Homes are staying on the market longer in the Greater Toronto Area, but a popular outdoor design expert suggests sellers shouldn’t despair.
Although on average GTA homes sold in March stayed on the market for 20 days, up from the 10 observed during the same month last year, HGTV celebrity designer Carson Arthur says home improvements can help a home move—but not every improvement will max your return on investment, and some can even turn potential buyers off.
“If you’re a seller, you really want to be smart about the types of renovations that you’re doing,” he tells Harvey Kalles Real Estate.
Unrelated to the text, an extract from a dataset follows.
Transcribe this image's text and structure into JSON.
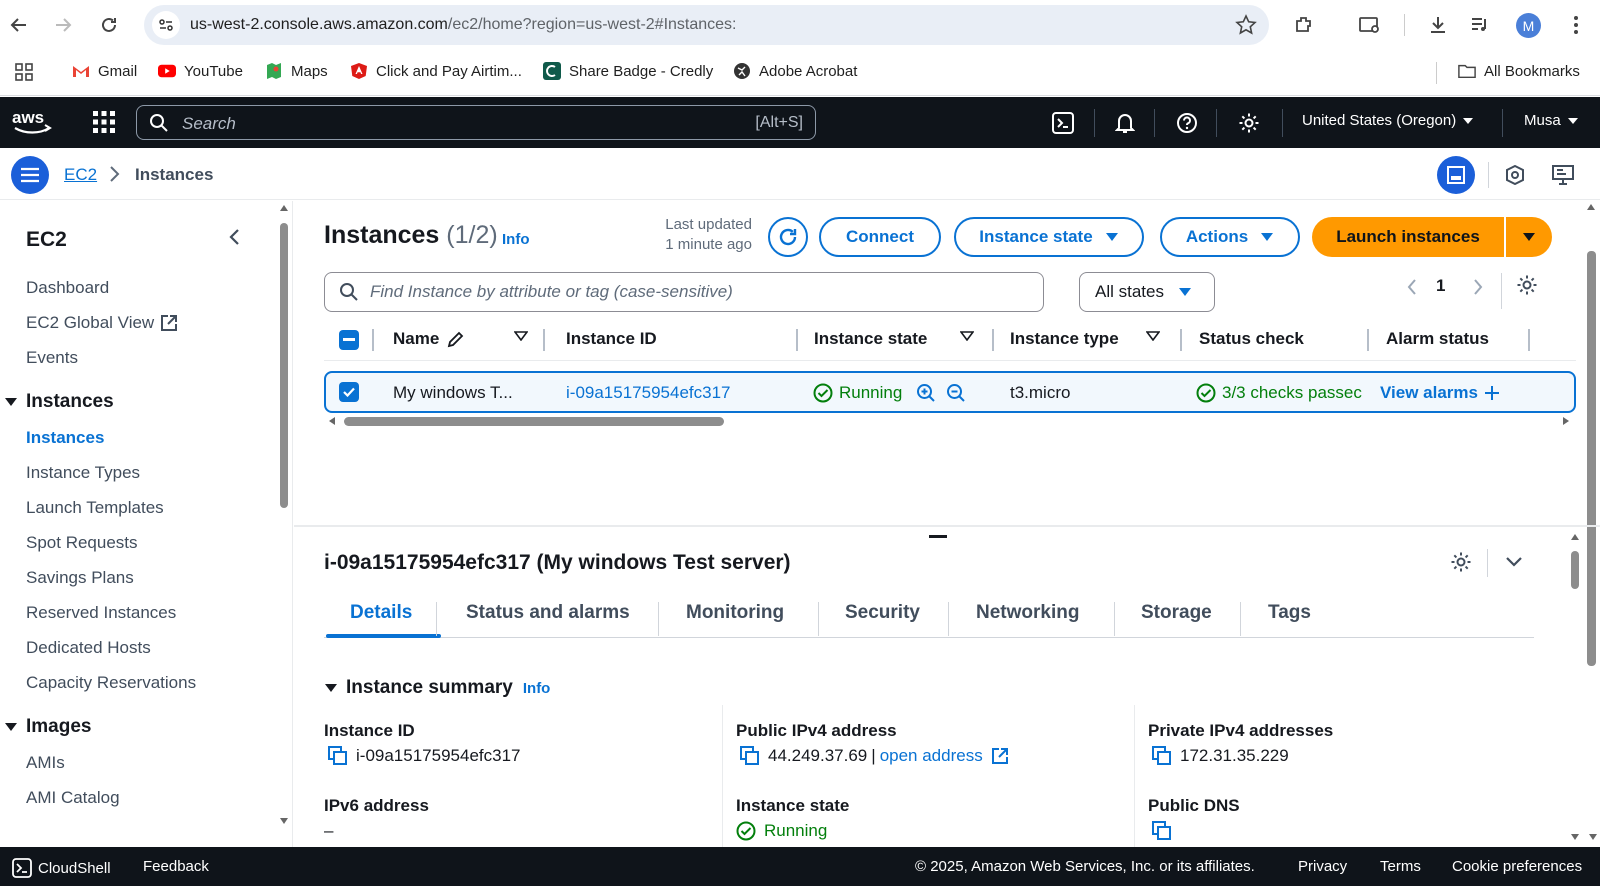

Here are three things to keep in mind when sprucing up your property before listing.
Look out front
There may be a tendency to focus on kitchen and bathroom renos, but Arthur recommends steering clear of this if a seller wants to get the most for their money. He says it’s better to focus on external touches, from landscaping to new windows and doors. Kitchen and bathroom design trends are constantly changing and tastes are different, meaning this type of reno can actually turn off a buyer.
“Obviously, curb appeal reigns supreme,” he explains. In fact, he says research shows that the first impression of a property is made in 11 seconds and can be worth up to 8 per cent of a home’s value. Millennials in particular are concerned with how a home looks. They even care more about that then the location, he says.
Add a deck
The backyard can benefit from some love, too. A wood deck is a good investment because you’re creating usable space, says Arthur. Savvier real estate agents are including the square footage of these places in the home’s total living space, he notes.
Condo owners can benefit from laying down some wood on their concrete balcony or terrace. “It makes the space feel more livable. It makes the space feel like a room as opposed to a place to store stuff you don’t want to keep inside,” he explains. “One of the biggest mistakes condo owners make is not… staging the balcony,” he adds.
Take care of the little details
Weeds sprouting from cracks in a driveway can be more than an eyesoar. Prospective buyers will take that little detail as a sign of how well taken care of the rest of the home is, so take care of the driveway—repave it if you need to—and weed that lawn while you’re at it. If you’re going to do any landscaping, make it low-maintenance. “Keep it simple. Keep it clear,” Arthur advises. “It makes a house feel friendly and warm but at the same time not like it’s going to be a lot of work.”